We kept discussing how far we would go today but in the end decided that we wouldn't push it and we tied up at the Annapolis Yacht Club.

Tomorrow morning we will get fuel and head off for an early start.

Monday, November 1, 2010

Last minute prep

Today was a day that I spent in cars. First to pick a few more personal items needed. A stop a West Marine for new flares as the existing ones were expired, a barbecue grill and a waterproof flashlight for the ditch bag. After dropping stuff off at the boat I drove to Philadelphia Intl Airport to pick up Richard. We returned to the boat to stow the new stuff away and discuss what needed to be done that afternoon.

I then drove to Baltimore Washington Airport to return the rental car. Scott, met me at the car drop off and drove me back to the boat. Scott joined Richard and I for an inaugural dark & stormy, approved of the boat and then he headed off.

We have a few things to do tomorrow before we try to make the 9:50 current in the canal. We have to replace 4 slugs on the mainsail and clean and flush the water tanks before departure. While I was returning the car Richard installed the grill and life sling son the back rails and checked out the GPS and VHF.

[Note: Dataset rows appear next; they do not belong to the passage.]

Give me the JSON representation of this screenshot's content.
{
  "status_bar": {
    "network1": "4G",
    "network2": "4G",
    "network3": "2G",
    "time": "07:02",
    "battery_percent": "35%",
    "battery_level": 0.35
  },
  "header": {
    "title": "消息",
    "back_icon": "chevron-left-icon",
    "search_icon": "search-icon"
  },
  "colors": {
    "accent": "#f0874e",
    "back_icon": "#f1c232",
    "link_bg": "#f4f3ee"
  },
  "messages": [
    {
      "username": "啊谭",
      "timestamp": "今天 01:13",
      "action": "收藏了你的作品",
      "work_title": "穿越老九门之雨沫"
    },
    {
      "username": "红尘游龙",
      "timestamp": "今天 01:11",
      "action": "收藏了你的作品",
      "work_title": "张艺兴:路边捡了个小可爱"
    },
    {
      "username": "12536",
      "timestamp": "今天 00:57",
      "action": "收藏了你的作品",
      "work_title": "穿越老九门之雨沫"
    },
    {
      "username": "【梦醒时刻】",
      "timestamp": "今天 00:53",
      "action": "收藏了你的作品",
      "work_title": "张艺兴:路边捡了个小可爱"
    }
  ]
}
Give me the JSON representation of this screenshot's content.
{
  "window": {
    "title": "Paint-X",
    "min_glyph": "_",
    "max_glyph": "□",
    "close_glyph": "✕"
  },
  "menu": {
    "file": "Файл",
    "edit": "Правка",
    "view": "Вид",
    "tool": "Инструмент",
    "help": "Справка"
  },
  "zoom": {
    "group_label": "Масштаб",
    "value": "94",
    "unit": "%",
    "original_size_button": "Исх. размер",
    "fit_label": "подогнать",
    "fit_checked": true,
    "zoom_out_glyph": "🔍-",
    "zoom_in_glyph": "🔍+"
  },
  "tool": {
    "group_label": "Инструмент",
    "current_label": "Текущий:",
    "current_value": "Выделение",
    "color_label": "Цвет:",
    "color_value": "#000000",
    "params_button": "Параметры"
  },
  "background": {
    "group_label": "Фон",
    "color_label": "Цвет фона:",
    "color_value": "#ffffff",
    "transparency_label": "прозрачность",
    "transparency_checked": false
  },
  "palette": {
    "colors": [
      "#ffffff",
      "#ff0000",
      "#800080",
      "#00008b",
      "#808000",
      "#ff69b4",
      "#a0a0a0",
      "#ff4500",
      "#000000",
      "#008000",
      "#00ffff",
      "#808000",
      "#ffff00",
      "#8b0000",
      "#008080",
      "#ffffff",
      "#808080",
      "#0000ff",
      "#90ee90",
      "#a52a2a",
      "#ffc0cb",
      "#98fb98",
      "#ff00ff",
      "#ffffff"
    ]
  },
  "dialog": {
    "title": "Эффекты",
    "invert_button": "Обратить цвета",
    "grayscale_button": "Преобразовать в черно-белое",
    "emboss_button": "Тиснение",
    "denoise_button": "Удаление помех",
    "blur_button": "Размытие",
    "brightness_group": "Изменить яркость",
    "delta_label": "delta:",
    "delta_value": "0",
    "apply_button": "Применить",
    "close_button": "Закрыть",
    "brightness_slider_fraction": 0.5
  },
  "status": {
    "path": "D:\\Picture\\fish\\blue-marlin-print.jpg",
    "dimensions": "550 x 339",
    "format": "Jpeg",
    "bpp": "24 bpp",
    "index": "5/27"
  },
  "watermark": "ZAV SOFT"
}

The weather looks good for the next few days and we push off in 12 hours.